Content starts

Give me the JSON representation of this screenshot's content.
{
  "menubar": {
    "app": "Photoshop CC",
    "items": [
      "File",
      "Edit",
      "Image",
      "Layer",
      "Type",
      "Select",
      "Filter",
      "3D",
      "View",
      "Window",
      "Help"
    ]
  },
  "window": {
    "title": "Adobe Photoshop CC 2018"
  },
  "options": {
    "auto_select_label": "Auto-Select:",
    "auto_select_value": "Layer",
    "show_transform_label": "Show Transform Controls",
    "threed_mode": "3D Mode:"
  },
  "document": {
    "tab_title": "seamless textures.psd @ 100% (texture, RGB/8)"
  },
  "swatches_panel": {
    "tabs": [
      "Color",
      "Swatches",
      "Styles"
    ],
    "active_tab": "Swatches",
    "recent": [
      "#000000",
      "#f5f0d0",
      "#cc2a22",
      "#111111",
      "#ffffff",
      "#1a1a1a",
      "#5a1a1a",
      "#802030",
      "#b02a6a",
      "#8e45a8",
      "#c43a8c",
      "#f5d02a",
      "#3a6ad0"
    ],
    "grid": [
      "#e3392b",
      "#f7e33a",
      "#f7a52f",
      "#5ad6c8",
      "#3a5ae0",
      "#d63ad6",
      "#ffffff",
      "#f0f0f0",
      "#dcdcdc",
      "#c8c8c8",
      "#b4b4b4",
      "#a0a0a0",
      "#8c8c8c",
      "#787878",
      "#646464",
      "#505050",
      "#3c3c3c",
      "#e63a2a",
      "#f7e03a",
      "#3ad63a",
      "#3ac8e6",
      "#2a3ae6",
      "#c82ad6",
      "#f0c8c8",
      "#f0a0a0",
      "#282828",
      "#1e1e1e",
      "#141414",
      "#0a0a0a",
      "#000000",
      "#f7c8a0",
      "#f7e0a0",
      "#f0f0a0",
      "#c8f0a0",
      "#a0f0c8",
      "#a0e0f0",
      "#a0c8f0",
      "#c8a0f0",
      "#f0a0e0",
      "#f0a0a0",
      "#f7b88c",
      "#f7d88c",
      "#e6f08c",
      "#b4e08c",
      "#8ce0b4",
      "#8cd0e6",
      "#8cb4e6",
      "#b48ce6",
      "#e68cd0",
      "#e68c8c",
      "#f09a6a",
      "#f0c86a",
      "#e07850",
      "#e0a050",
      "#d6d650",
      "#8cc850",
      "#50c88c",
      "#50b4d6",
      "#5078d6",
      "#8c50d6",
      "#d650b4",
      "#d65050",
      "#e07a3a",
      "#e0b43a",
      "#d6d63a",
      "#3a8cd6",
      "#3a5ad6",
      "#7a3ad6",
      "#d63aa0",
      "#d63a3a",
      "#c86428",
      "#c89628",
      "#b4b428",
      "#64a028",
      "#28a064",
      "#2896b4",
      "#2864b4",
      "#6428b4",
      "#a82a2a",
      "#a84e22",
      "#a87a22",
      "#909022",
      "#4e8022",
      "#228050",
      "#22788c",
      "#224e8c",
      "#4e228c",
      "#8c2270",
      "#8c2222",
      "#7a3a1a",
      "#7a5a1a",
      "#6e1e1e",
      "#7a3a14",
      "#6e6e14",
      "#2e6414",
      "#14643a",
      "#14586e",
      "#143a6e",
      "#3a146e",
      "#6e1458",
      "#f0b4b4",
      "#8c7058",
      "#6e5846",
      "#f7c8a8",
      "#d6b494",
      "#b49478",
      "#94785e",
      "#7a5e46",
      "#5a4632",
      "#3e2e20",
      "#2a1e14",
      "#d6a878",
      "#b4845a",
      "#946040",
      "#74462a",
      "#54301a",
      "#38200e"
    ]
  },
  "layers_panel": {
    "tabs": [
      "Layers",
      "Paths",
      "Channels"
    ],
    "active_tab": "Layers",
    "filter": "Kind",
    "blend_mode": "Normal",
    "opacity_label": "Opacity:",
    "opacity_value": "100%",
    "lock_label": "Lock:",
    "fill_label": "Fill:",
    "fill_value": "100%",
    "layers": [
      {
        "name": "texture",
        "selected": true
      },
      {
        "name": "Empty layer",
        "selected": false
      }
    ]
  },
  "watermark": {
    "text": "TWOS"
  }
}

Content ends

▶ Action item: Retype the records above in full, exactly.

▶ Answer for this exercise:
Give me the JSON representation of this screenshot's content.
{
  "menubar": {
    "app": "Photoshop CC",
    "items": [
      "File",
      "Edit",
      "Image",
      "Layer",
      "Type",
      "Select",
      "Filter",
      "3D",
      "View",
      "Window",
      "Help"
    ]
  },
  "window": {
    "title": "Adobe Photoshop CC 2018"
  },
  "options": {
    "auto_select_label": "Auto-Select:",
    "auto_select_value": "Layer",
    "show_transform_label": "Show Transform Controls",
    "threed_mode": "3D Mode:"
  },
  "document": {
    "tab_title": "seamless textures.psd @ 100% (texture, RGB/8)"
  },
  "swatches_panel": {
    "tabs": [
      "Color",
      "Swatches",
      "Styles"
    ],
    "active_tab": "Swatches",
    "recent": [
      "#000000",
      "#f5f0d0",
      "#cc2a22",
      "#111111",
      "#ffffff",
      "#1a1a1a",
      "#5a1a1a",
      "#802030",
      "#b02a6a",
      "#8e45a8",
      "#c43a8c",
      "#f5d02a",
      "#3a6ad0"
    ],
    "grid": [
      "#e3392b",
      "#f7e33a",
      "#f7a52f",
      "#5ad6c8",
      "#3a5ae0",
      "#d63ad6",
      "#ffffff",
      "#f0f0f0",
      "#dcdcdc",
      "#c8c8c8",
      "#b4b4b4",
      "#a0a0a0",
      "#8c8c8c",
      "#787878",
      "#646464",
      "#505050",
      "#3c3c3c",
      "#e63a2a",
      "#f7e03a",
      "#3ad63a",
      "#3ac8e6",
      "#2a3ae6",
      "#c82ad6",
      "#f0c8c8",
      "#f0a0a0",
      "#282828",
      "#1e1e1e",
      "#141414",
      "#0a0a0a",
      "#000000",
      "#f7c8a0",
      "#f7e0a0",
      "#f0f0a0",
      "#c8f0a0",
      "#a0f0c8",
      "#a0e0f0",
      "#a0c8f0",
      "#c8a0f0",
      "#f0a0e0",
      "#f0a0a0",
      "#f7b88c",
      "#f7d88c",
      "#e6f08c",
      "#b4e08c",
      "#8ce0b4",
      "#8cd0e6",
      "#8cb4e6",
      "#b48ce6",
      "#e68cd0",
      "#e68c8c",
      "#f09a6a",
      "#f0c86a",
      "#e07850",
      "#e0a050",
      "#d6d650",
      "#8cc850",
      "#50c88c",
      "#50b4d6",
      "#5078d6",
      "#8c50d6",
      "#d650b4",
      "#d65050",
      "#e07a3a",
      "#e0b43a",
      "#d6d63a",
      "#3a8cd6",
      "#3a5ad6",
      "#7a3ad6",
      "#d63aa0",
      "#d63a3a",
      "#c86428",
      "#c89628",
      "#b4b428",
      "#64a028",
      "#28a064",
      "#2896b4",
      "#2864b4",
      "#6428b4",
      "#a82a2a",
      "#a84e22",
      "#a87a22",
      "#909022",
      "#4e8022",
      "#228050",
      "#22788c",
      "#224e8c",
      "#4e228c",
      "#8c2270",
      "#8c2222",
      "#7a3a1a",
      "#7a5a1a",
      "#6e1e1e",
      "#7a3a14",
      "#6e6e14",
      "#2e6414",
      "#14643a",
      "#14586e",
      "#143a6e",
      "#3a146e",
      "#6e1458",
      "#f0b4b4",
      "#8c7058",
      "#6e5846",
      "#f7c8a8",
      "#d6b494",
      "#b49478",
      "#94785e",
      "#7a5e46",
      "#5a4632",
      "#3e2e20",
      "#2a1e14",
      "#d6a878",
      "#b4845a",
      "#946040",
      "#74462a",
      "#54301a",
      "#38200e"
    ]
  },
  "layers_panel": {
    "tabs": [
      "Layers",
      "Paths",
      "Channels"
    ],
    "active_tab": "Layers",
    "filter": "Kind",
    "blend_mode": "Normal",
    "opacity_label": "Opacity:",
    "opacity_value": "100%",
    "lock_label": "Lock:",
    "fill_label": "Fill:",
    "fill_value": "100%",
    "layers": [
      {
        "name": "texture",
        "selected": true
      },
      {
        "name": "Empty layer",
        "selected": false
      }
    ]
  },
  "watermark": {
    "text": "TWOS"
  }
}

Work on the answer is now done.